At 5, Ashton became one of the youngest students of Chess Master Michael McDuffie, owner of Archangel 8 Chess Academy, who teaches the game at local libraries.
Ashton remembers those early lessons for how they would say, “gobble, gobble” whenever he captured a piece.
McDuffie sparked Ashton’s imagination by comparing the game set-up to a family house, with the king and queen pieces representing mom and dad and the two knight pieces as twin brothers.
In real life, the game became part of the family, drawing them all closer.
“I’m very happy about that. I think we all have a very good bond,” Fabiyola said. “It gives us a time to share things.”
As Ashton got better at the game, his father studied online and began coaching his son, urging him to triple-check each move. They play together a few times a week now and Ashton usually wins.
Ashton’s growing collection of trophies from regional tournaments line a shelf in the living room of the family’s Amherst home.

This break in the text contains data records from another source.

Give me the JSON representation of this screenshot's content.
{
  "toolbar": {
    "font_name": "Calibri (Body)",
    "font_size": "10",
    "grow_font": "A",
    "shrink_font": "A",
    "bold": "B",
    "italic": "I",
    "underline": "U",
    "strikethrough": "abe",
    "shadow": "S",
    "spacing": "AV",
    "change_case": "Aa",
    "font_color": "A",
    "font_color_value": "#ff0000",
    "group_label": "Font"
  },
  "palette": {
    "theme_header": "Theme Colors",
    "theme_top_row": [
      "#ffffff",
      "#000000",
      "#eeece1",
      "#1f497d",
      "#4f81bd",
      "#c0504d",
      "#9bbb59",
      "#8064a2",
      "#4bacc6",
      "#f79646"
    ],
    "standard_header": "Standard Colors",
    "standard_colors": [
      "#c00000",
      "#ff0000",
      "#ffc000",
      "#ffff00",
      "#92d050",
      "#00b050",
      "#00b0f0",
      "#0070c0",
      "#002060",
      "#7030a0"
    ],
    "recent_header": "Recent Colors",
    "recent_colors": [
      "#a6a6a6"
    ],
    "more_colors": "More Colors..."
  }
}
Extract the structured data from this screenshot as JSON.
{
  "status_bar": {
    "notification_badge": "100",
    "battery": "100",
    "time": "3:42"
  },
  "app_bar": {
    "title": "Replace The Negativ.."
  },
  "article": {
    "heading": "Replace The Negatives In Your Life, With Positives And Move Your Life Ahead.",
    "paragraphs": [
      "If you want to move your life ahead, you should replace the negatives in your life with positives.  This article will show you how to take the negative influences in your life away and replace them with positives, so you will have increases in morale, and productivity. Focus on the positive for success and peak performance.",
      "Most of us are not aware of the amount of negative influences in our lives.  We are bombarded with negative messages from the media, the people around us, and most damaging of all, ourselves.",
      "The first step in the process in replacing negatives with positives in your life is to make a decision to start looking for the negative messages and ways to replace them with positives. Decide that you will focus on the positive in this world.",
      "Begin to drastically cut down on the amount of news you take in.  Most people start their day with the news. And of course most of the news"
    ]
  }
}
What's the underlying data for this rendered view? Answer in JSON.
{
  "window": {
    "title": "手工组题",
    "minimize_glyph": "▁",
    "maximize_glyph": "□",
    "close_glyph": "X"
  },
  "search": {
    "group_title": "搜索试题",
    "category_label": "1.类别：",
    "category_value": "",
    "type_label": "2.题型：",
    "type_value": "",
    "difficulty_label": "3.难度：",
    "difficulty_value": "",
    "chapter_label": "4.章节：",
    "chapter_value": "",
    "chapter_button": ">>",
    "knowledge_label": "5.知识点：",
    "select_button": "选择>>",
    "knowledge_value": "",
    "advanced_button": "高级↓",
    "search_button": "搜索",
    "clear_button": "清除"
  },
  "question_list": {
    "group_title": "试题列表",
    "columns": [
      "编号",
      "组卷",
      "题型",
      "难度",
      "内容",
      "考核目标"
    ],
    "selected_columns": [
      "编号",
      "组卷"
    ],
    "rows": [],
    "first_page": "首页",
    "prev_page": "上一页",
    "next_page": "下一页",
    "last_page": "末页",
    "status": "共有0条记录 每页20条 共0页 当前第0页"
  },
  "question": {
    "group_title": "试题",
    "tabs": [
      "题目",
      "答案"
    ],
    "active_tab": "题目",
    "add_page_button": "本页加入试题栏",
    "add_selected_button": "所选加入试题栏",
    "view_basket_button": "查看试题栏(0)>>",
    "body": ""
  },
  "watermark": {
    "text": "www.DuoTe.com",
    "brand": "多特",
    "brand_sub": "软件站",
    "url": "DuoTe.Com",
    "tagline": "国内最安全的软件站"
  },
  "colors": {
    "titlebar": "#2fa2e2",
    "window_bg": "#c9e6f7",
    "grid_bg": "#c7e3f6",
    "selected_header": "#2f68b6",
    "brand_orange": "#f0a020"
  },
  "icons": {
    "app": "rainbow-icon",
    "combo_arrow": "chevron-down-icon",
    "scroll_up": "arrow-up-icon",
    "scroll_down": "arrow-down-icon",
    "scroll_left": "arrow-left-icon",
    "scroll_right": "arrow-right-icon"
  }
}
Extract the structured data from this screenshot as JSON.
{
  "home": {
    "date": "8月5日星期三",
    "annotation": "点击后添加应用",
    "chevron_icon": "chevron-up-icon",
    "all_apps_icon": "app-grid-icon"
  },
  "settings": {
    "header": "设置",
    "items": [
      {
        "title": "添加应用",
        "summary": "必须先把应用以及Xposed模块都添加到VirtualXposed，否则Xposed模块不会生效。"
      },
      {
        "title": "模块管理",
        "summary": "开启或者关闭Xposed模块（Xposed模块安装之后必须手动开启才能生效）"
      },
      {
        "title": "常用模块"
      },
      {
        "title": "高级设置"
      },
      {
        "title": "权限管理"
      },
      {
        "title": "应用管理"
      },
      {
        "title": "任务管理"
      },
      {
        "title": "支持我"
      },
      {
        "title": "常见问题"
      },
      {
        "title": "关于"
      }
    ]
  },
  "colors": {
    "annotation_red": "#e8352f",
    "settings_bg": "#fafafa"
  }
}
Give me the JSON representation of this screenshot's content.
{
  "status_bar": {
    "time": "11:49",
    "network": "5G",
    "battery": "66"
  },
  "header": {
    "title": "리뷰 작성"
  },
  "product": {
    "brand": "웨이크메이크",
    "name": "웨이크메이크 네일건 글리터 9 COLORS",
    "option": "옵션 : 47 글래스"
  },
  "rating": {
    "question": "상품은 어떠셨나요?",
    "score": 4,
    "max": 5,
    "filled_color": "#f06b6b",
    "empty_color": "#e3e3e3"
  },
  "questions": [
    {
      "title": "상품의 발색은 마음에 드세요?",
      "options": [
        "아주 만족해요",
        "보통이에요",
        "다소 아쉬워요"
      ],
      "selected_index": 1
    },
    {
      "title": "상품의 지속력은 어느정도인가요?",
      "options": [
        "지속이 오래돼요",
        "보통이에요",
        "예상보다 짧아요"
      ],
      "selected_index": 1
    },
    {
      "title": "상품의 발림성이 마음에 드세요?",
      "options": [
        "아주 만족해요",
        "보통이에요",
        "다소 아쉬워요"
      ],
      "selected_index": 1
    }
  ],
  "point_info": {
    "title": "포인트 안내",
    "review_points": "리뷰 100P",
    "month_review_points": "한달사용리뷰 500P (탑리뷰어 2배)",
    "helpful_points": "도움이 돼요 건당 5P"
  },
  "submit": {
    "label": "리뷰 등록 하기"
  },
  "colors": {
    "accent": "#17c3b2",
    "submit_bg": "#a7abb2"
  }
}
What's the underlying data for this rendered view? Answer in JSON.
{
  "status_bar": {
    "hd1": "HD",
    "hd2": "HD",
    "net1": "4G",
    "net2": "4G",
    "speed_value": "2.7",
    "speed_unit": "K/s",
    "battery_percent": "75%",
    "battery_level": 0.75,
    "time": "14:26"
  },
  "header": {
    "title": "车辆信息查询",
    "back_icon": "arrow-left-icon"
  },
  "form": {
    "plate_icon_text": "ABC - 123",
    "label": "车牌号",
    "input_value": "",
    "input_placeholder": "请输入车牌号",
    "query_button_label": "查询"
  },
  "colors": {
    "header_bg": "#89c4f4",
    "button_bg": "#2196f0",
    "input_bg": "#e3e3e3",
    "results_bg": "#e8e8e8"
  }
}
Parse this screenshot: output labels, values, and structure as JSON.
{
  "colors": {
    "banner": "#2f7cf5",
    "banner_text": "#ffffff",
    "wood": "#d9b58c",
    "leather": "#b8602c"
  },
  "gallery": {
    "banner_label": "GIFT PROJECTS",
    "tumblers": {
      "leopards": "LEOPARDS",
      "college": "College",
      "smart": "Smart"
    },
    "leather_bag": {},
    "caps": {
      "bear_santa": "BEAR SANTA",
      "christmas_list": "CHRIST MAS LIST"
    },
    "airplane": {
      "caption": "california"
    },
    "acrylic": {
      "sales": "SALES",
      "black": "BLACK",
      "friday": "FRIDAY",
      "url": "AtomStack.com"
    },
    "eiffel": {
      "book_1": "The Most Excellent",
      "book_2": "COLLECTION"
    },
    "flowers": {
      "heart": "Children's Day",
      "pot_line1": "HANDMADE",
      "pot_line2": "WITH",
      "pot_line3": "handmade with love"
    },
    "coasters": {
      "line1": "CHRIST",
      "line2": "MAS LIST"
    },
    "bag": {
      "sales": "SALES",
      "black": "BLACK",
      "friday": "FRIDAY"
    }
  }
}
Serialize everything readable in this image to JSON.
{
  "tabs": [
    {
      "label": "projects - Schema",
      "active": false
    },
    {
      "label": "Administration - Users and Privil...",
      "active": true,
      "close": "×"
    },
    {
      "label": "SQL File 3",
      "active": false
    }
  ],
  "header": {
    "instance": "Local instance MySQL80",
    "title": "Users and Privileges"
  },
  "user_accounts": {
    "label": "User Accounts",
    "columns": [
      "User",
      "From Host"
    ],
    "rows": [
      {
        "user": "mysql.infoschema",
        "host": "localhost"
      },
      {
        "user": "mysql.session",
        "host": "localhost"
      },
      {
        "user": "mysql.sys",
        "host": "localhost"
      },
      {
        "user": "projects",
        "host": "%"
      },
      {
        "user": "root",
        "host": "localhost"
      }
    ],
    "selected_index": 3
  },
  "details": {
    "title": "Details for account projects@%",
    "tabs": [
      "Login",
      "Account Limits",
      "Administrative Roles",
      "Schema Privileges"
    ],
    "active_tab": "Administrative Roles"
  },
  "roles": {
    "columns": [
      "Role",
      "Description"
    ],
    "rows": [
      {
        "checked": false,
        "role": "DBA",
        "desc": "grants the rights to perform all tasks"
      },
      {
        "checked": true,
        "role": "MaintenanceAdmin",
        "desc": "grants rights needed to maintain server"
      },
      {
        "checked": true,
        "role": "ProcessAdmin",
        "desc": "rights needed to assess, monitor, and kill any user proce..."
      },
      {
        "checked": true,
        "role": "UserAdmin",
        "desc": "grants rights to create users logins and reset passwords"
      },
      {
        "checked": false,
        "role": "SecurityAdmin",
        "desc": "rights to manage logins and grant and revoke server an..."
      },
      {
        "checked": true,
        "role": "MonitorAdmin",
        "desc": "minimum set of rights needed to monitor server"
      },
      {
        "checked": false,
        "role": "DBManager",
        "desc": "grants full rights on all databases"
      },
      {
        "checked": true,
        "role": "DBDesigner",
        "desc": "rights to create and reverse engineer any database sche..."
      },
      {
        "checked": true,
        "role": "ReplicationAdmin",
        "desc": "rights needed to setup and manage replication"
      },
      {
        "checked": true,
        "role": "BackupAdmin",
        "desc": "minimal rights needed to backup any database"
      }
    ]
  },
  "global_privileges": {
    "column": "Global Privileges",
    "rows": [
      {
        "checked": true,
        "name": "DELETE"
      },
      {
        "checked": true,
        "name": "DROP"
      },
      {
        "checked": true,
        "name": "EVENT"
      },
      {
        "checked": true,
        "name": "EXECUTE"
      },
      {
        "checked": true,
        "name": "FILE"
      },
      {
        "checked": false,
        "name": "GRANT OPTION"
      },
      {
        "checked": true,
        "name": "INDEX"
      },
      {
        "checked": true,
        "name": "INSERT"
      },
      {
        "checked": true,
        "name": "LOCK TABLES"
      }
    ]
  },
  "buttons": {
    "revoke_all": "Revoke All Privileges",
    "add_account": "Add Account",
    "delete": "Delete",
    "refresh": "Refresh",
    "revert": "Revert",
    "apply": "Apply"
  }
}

The state trophy was his 31st win and the most prestigious. At the Saratoga Hilton, Ashton played kids who are on school chess teams and who studied the game as thoughtfully as he does.
“They think more,” he said. “They come up with better plans.”
After winning six games, averaging an hour each, he won the state championship in a tie-breaker. He and a girl from Connecticut played a five-minute game, a quick kind of play that Ashton wasn’t used to.
“Five minutes is not my thing,” he said.
His parents waited outside – as all parents must during games – and, as usual, worried.
Ashton won the game quickly with a checkmate using his knights.
When he described how he did it, his mother cried with happiness. They had all worked hard practicing and traveling.
“We were waiting for this for four years," she said. “It was a long wait.”
While they talked last week, father and son played a quick game quietly, sitting on the floor, leaning pensively into the board.
Every so often, Ashton broke the silence to tease his father. His collection of captured pieces grew in a pile beside him.
“Alert. Alert. Alert. I will beat my dad in four moves.”
His mother, watching from the couch, agreed.
“My husband is going to lose.”
Ashton laughed and gave his father a tip.
“If the queen captures the knight, it’s the only way to stop my move.”
His father took the advice and their game lasted a little longer.
“Checkmate,” Ashton said as he jumped up and lifted his arms in victory.
“And that’s how you beat regular, ordinary parents,” he said with a smile.